- [Task details]: Copy every record below exactly.

Interface dataset entries:
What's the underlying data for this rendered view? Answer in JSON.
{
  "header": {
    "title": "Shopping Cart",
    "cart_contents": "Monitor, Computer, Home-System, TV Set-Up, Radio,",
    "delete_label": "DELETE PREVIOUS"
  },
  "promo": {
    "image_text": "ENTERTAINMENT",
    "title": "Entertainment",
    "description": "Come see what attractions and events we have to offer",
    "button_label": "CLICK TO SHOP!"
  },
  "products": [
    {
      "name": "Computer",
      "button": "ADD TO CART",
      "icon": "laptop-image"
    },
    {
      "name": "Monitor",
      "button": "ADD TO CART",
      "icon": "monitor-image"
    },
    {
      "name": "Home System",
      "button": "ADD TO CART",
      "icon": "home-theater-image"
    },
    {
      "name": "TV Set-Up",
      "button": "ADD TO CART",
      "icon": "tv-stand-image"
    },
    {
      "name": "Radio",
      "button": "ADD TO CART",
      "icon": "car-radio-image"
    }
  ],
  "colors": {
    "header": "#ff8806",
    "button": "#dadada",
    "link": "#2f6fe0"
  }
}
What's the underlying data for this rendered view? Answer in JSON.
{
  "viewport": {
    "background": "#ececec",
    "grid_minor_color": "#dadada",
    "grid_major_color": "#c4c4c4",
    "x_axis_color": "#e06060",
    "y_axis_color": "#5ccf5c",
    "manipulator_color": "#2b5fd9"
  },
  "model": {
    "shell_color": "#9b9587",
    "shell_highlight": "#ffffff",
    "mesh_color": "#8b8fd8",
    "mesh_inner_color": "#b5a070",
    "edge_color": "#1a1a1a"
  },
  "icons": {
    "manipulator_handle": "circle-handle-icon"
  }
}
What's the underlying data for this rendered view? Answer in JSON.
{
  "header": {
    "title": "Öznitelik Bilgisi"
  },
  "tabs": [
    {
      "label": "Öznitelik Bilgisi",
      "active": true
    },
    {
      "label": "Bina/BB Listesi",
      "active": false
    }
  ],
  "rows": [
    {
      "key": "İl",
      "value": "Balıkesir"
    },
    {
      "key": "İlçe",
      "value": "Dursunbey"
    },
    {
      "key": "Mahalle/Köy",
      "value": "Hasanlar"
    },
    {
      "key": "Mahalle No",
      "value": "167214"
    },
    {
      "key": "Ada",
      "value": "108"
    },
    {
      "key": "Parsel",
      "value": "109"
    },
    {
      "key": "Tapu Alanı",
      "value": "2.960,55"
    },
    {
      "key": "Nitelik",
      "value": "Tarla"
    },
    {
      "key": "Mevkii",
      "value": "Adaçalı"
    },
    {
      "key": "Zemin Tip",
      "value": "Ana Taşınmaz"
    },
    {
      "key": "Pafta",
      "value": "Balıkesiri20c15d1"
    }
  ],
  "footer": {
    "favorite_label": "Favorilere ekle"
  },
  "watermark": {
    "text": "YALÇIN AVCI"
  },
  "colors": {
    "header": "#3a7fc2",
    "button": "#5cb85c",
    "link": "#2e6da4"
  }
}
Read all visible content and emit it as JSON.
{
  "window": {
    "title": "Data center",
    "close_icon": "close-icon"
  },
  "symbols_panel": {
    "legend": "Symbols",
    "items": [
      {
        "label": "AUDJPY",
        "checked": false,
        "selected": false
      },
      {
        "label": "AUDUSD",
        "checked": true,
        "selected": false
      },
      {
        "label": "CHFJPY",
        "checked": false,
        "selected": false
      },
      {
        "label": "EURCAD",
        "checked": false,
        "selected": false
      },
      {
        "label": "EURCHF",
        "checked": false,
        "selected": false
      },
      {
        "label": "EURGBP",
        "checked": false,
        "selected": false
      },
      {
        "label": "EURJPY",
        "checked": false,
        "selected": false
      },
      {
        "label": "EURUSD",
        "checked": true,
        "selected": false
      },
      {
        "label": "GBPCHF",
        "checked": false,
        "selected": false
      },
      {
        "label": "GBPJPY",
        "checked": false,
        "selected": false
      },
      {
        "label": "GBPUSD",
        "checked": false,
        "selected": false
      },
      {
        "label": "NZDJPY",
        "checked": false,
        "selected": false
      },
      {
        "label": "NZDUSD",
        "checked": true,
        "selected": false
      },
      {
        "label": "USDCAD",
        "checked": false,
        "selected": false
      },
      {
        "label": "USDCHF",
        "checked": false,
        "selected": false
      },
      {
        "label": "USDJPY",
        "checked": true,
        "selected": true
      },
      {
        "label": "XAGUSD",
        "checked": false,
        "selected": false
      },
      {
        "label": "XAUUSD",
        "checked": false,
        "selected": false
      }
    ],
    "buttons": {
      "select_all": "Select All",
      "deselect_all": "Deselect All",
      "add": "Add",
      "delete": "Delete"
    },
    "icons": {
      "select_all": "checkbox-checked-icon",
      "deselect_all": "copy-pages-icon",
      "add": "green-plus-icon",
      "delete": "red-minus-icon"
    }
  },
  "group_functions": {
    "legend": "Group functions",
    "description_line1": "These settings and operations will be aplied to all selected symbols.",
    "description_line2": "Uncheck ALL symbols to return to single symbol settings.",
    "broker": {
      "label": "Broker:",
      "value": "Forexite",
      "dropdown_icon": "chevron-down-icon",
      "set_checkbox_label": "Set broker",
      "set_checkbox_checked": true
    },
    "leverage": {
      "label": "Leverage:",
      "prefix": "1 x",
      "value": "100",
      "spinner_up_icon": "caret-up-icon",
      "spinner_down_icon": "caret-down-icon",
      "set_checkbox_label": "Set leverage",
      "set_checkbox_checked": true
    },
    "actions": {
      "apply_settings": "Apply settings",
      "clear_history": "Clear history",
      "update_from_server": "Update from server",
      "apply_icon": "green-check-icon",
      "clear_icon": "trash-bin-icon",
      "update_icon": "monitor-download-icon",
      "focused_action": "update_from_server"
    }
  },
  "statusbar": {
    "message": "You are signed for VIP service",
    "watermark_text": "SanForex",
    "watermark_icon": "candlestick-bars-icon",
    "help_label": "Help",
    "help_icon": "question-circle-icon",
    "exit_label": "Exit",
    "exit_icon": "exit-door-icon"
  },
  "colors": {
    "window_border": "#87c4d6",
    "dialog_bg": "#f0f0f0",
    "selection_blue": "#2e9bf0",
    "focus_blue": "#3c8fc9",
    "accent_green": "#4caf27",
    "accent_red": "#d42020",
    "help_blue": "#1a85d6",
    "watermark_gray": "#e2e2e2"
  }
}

- [Response to this exercise]:
What's the underlying data for this rendered view? Answer in JSON.
{
  "header": {
    "title": "Shopping Cart",
    "cart_contents": "Monitor, Computer, Home-System, TV Set-Up, Radio,",
    "delete_label": "DELETE PREVIOUS"
  },
  "promo": {
    "image_text": "ENTERTAINMENT",
    "title": "Entertainment",
    "description": "Come see what attractions and events we have to offer",
    "button_label": "CLICK TO SHOP!"
  },
  "products": [
    {
      "name": "Computer",
      "button": "ADD TO CART",
      "icon": "laptop-image"
    },
    {
      "name": "Monitor",
      "button": "ADD TO CART",
      "icon": "monitor-image"
    },
    {
      "name": "Home System",
      "button": "ADD TO CART",
      "icon": "home-theater-image"
    },
    {
      "name": "TV Set-Up",
      "button": "ADD TO CART",
      "icon": "tv-stand-image"
    },
    {
      "name": "Radio",
      "button": "ADD TO CART",
      "icon": "car-radio-image"
    }
  ],
  "colors": {
    "header": "#ff8806",
    "button": "#dadada",
    "link": "#2f6fe0"
  }
}
What's the underlying data for this rendered view? Answer in JSON.
{
  "viewport": {
    "background": "#ececec",
    "grid_minor_color": "#dadada",
    "grid_major_color": "#c4c4c4",
    "x_axis_color": "#e06060",
    "y_axis_color": "#5ccf5c",
    "manipulator_color": "#2b5fd9"
  },
  "model": {
    "shell_color": "#9b9587",
    "shell_highlight": "#ffffff",
    "mesh_color": "#8b8fd8",
    "mesh_inner_color": "#b5a070",
    "edge_color": "#1a1a1a"
  },
  "icons": {
    "manipulator_handle": "circle-handle-icon"
  }
}
What's the underlying data for this rendered view? Answer in JSON.
{
  "header": {
    "title": "Öznitelik Bilgisi"
  },
  "tabs": [
    {
      "label": "Öznitelik Bilgisi",
      "active": true
    },
    {
      "label": "Bina/BB Listesi",
      "active": false
    }
  ],
  "rows": [
    {
      "key": "İl",
      "value": "Balıkesir"
    },
    {
      "key": "İlçe",
      "value": "Dursunbey"
    },
    {
      "key": "Mahalle/Köy",
      "value": "Hasanlar"
    },
    {
      "key": "Mahalle No",
      "value": "167214"
    },
    {
      "key": "Ada",
      "value": "108"
    },
    {
      "key": "Parsel",
      "value": "109"
    },
    {
      "key": "Tapu Alanı",
      "value": "2.960,55"
    },
    {
      "key": "Nitelik",
      "value": "Tarla"
    },
    {
      "key": "Mevkii",
      "value": "Adaçalı"
    },
    {
      "key": "Zemin Tip",
      "value": "Ana Taşınmaz"
    },
    {
      "key": "Pafta",
      "value": "Balıkesiri20c15d1"
    }
  ],
  "footer": {
    "favorite_label": "Favorilere ekle"
  },
  "watermark": {
    "text": "YALÇIN AVCI"
  },
  "colors": {
    "header": "#3a7fc2",
    "button": "#5cb85c",
    "link": "#2e6da4"
  }
}
Read all visible content and emit it as JSON.
{
  "window": {
    "title": "Data center",
    "close_icon": "close-icon"
  },
  "symbols_panel": {
    "legend": "Symbols",
    "items": [
      {
        "label": "AUDJPY",
        "checked": false,
        "selected": false
      },
      {
        "label": "AUDUSD",
        "checked": true,
        "selected": false
      },
      {
        "label": "CHFJPY",
        "checked": false,
        "selected": false
      },
      {
        "label": "EURCAD",
        "checked": false,
        "selected": false
      },
      {
        "label": "EURCHF",
        "checked": false,
        "selected": false
      },
      {
        "label": "EURGBP",
        "checked": false,
        "selected": false
      },
      {
        "label": "EURJPY",
        "checked": false,
        "selected": false
      },
      {
        "label": "EURUSD",
        "checked": true,
        "selected": false
      },
      {
        "label": "GBPCHF",
        "checked": false,
        "selected": false
      },
      {
        "label": "GBPJPY",
        "checked": false,
        "selected": false
      },
      {
        "label": "GBPUSD",
        "checked": false,
        "selected": false
      },
      {
        "label": "NZDJPY",
        "checked": false,
        "selected": false
      },
      {
        "label": "NZDUSD",
        "checked": true,
        "selected": false
      },
      {
        "label": "USDCAD",
        "checked": false,
        "selected": false
      },
      {
        "label": "USDCHF",
        "checked": false,
        "selected": false
      },
      {
        "label": "USDJPY",
        "checked": true,
        "selected": true
      },
      {
        "label": "XAGUSD",
        "checked": false,
        "selected": false
      },
      {
        "label": "XAUUSD",
        "checked": false,
        "selected": false
      }
    ],
    "buttons": {
      "select_all": "Select All",
      "deselect_all": "Deselect All",
      "add": "Add",
      "delete": "Delete"
    },
    "icons": {
      "select_all": "checkbox-checked-icon",
      "deselect_all": "copy-pages-icon",
      "add": "green-plus-icon",
      "delete": "red-minus-icon"
    }
  },
  "group_functions": {
    "legend": "Group functions",
    "description_line1": "These settings and operations will be aplied to all selected symbols.",
    "description_line2": "Uncheck ALL symbols to return to single symbol settings.",
    "broker": {
      "label": "Broker:",
      "value": "Forexite",
      "dropdown_icon": "chevron-down-icon",
      "set_checkbox_label": "Set broker",
      "set_checkbox_checked": true
    },
    "leverage": {
      "label": "Leverage:",
      "prefix": "1 x",
      "value": "100",
      "spinner_up_icon": "caret-up-icon",
      "spinner_down_icon": "caret-down-icon",
      "set_checkbox_label": "Set leverage",
      "set_checkbox_checked": true
    },
    "actions": {
      "apply_settings": "Apply settings",
      "clear_history": "Clear history",
      "update_from_server": "Update from server",
      "apply_icon": "green-check-icon",
      "clear_icon": "trash-bin-icon",
      "update_icon": "monitor-download-icon",
      "focused_action": "update_from_server"
    }
  },
  "statusbar": {
    "message": "You are signed for VIP service",
    "watermark_text": "SanForex",
    "watermark_icon": "candlestick-bars-icon",
    "help_label": "Help",
    "help_icon": "question-circle-icon",
    "exit_label": "Exit",
    "exit_icon": "exit-door-icon"
  },
  "colors": {
    "window_border": "#87c4d6",
    "dialog_bg": "#f0f0f0",
    "selection_blue": "#2e9bf0",
    "focus_blue": "#3c8fc9",
    "accent_green": "#4caf27",
    "accent_red": "#d42020",
    "help_blue": "#1a85d6",
    "watermark_gray": "#e2e2e2"
  }
}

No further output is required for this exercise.